DK lawmakers have demanded immediate government intervention to rescue troubled steelmaker ISD Dunaferr in Dunaújváros, in central Hungary.
László Kordás, deputy mayor of the city, told a press conference that “we are in the twelfth hour,” concerning the plant’s future. He called on the government to set up a fund to cover the full wages of the plant’s employees and payments to suppliers.
Zsolt Mezei, another deputy mayor of the city, said “it turned out last week that Dunaferr can only pay a part of the employees’ wages and it might turn out this week that the company has to be shut down for good”. He said Dunaferr, one of Hungary’s biggest industrial companies that employs some 4,500 people, was in “such a situation because the government has failed to provide any support”.
Leaving parliament out of the procedure of amending next year’s budget would be a “serious mistake”, the Socialist head of parliament’s budgetary committee said on Monday.
Speaking at an online press conference, Zoltán Vajda said the government was seeking to implement changes to the budget through decrees, whereas under the constitution such changes could only be adopted by parliament.
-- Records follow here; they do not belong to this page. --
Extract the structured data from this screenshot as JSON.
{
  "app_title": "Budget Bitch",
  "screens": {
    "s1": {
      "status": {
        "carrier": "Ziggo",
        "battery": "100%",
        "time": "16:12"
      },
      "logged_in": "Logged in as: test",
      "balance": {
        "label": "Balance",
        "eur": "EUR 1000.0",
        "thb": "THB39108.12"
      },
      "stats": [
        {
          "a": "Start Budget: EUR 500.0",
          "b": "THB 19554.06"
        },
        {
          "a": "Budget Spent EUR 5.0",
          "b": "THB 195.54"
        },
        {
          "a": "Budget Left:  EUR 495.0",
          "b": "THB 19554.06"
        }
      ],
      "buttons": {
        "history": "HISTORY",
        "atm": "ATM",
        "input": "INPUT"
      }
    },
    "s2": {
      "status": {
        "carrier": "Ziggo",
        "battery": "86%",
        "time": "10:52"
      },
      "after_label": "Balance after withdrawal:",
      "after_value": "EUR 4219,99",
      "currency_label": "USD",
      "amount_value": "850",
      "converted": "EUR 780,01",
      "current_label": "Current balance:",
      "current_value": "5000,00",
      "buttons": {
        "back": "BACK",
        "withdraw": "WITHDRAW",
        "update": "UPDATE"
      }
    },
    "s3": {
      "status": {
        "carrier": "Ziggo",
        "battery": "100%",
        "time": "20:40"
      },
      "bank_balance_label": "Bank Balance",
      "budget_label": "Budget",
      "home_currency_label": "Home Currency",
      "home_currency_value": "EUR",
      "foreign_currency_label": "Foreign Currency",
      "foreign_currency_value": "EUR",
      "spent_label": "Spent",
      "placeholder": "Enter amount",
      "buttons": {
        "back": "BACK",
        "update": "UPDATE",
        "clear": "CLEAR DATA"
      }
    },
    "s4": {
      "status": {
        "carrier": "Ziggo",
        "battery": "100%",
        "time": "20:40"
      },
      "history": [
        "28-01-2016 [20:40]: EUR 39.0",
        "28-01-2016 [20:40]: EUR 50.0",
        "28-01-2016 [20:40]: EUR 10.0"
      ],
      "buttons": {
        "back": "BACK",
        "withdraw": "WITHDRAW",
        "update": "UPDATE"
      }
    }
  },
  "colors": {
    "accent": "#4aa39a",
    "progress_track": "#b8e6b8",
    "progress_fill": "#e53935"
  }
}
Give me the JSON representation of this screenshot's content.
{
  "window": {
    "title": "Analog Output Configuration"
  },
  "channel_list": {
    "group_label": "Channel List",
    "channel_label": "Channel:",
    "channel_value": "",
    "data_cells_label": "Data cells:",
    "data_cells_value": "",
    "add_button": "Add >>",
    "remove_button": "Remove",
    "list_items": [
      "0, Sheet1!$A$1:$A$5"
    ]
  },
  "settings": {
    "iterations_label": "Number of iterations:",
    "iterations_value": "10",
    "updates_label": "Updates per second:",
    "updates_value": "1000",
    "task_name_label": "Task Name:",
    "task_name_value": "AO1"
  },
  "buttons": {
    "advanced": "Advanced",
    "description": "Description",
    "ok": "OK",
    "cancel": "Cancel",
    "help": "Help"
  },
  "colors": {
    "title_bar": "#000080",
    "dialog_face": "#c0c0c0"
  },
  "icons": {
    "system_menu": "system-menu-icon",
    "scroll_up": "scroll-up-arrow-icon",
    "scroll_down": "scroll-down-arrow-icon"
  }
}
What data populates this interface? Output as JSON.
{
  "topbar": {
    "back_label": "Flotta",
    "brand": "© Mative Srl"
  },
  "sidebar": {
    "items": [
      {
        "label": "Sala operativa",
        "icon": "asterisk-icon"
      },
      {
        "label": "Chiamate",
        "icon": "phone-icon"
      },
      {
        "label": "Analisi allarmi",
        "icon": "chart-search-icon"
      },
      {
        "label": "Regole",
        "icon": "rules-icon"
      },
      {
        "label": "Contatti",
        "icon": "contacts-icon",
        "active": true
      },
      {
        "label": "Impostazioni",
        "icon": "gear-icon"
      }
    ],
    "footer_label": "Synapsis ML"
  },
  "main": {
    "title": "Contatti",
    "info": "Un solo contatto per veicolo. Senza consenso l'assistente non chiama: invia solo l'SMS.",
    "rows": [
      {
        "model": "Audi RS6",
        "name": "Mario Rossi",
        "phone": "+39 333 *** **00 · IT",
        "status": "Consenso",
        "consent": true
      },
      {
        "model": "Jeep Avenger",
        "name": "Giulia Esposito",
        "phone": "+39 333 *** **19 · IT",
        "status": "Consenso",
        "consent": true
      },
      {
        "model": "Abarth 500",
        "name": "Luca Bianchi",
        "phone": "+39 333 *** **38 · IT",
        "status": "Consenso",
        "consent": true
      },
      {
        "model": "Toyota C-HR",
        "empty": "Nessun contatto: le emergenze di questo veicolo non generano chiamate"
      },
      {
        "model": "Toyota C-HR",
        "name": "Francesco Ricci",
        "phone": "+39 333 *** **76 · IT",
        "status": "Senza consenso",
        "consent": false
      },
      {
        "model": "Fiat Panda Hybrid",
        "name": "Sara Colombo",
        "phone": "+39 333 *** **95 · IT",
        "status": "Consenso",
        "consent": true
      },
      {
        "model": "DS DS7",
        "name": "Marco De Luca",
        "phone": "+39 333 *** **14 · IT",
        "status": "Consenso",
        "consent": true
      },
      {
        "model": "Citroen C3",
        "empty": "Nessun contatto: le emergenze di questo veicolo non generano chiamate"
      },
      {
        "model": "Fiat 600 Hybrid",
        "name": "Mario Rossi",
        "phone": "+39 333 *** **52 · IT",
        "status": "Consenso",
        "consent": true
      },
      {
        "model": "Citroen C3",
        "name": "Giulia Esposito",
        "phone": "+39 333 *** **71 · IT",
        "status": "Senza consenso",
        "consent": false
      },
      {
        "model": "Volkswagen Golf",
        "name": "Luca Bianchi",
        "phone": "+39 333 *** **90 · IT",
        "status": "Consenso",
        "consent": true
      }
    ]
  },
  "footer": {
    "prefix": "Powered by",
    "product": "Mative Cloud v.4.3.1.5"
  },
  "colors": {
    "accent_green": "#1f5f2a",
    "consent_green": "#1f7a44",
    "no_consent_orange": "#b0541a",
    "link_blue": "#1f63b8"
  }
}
He added that the government had not veered from that procedure “even during the (coronavirus pandemic) emergency”.
Vajda insisted that it had been obvious at the time of passing the budget that its main figures would change. He noted that it had been planned with inflation at 5.2 percent, economic growth of 4.1 percent, and with a forint-euro exchange rate of 372. However, inflation could reach 15 percent in 2023, the economy could contract rather than grow, while the euro is currently trading at 420 forints, he insisted.